Development and Urbanization
Co-Authors: Gregory Randolph - PhD Candidate, University of Southern California
In emerging economies like India and Indonesia that have decentralized, liberalized and internationalized their economic development in the last few decades, industrialization is taking place in peri-urban and rural locations where both land and labor are available and relatively affordable. Drawing from research investigating youth employment in small cities and ‘rurban’ locations conducted in Semarang Regency, Central Java, Indonesia and Kishangarh, Rajasthan, India, we observe that contrary to the conventional conception of neoliberalism, the State plays a key role in industrial development. However, in both cases we find, with key variations given the different models of decentralization, that local governments are less involved in matters of industrial policy, with decisions taken by national governments, provincial/state governments and parastatal actors.

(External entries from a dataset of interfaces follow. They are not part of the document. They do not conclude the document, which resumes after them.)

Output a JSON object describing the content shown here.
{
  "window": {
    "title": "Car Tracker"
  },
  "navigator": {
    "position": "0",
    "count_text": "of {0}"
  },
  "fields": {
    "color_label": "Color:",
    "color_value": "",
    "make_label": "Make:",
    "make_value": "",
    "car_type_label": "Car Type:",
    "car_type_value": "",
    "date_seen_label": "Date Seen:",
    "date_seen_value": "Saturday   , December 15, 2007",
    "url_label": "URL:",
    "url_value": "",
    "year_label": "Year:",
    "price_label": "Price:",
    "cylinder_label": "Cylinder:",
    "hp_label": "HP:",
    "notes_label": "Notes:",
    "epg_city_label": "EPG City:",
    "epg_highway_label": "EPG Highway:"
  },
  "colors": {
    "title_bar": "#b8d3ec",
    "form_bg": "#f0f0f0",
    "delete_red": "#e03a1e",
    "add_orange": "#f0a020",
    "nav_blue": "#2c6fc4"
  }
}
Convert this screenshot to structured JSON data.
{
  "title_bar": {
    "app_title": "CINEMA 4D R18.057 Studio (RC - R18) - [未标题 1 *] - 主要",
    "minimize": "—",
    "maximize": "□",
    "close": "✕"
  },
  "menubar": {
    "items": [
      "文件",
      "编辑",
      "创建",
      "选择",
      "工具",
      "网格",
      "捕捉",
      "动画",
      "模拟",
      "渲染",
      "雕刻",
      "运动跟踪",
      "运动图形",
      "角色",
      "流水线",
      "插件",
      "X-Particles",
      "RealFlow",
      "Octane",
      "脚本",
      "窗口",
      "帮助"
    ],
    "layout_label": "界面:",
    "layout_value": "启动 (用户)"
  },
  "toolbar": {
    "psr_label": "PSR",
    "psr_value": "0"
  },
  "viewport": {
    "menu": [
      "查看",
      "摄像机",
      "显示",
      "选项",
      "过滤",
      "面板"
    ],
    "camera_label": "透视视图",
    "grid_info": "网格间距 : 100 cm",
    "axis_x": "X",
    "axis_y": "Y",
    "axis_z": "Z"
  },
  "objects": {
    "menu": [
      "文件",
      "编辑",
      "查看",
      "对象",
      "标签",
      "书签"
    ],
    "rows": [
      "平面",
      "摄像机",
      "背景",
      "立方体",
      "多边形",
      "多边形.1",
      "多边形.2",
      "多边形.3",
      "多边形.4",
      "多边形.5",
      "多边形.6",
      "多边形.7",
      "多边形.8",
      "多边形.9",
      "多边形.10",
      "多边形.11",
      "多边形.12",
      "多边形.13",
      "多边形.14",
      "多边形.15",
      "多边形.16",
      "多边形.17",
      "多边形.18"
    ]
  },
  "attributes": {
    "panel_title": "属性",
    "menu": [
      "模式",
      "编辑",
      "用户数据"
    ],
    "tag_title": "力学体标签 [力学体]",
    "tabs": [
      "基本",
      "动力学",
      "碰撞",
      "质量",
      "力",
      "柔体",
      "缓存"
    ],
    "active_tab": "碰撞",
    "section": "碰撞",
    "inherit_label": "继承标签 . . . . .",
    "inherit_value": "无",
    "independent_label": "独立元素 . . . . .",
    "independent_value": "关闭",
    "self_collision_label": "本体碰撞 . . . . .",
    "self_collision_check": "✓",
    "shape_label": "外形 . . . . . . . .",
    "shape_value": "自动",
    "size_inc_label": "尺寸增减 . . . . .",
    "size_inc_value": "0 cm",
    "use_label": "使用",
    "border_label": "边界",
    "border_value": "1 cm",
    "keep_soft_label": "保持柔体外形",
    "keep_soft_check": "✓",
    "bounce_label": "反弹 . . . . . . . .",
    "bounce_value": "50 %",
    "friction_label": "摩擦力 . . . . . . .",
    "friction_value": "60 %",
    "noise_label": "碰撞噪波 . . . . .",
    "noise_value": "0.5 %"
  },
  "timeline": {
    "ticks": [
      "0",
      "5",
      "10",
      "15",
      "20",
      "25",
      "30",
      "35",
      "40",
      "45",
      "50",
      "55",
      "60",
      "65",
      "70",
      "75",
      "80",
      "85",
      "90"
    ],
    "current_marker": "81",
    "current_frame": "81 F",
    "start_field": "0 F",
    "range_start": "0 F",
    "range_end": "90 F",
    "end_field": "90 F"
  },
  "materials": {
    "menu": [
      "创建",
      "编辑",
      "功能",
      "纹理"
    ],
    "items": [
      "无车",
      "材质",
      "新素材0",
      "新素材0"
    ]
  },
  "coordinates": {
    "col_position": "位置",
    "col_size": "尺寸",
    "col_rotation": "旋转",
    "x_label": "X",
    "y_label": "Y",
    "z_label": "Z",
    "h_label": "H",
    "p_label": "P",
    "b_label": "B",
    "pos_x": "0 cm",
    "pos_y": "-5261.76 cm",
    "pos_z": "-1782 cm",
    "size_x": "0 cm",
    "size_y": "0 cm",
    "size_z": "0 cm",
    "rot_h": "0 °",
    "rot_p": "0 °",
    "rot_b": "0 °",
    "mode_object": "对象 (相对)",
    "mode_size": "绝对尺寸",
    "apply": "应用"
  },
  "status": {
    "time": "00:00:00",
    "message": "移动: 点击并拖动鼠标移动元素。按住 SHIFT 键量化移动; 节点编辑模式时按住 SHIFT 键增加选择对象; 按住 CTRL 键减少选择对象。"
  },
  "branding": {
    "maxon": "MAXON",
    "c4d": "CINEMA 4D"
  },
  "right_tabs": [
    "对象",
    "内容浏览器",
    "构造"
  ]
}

Even though industrialization in these peri-urban/rural spaces is successful in offering a non-farm source of income for rural youth, economic mobility in these contexts is limited. Young workers are stuck in low-paying, repetitive industrial work that neither they nor employers view as a long-term career. In this paper, we reflect on the capacities of local governments in small cities in India and Indonesia to navigate the impact of international and national projects aimed at spurring industrial growth, while simultaneously striving to create avenues to economic mobility for workers.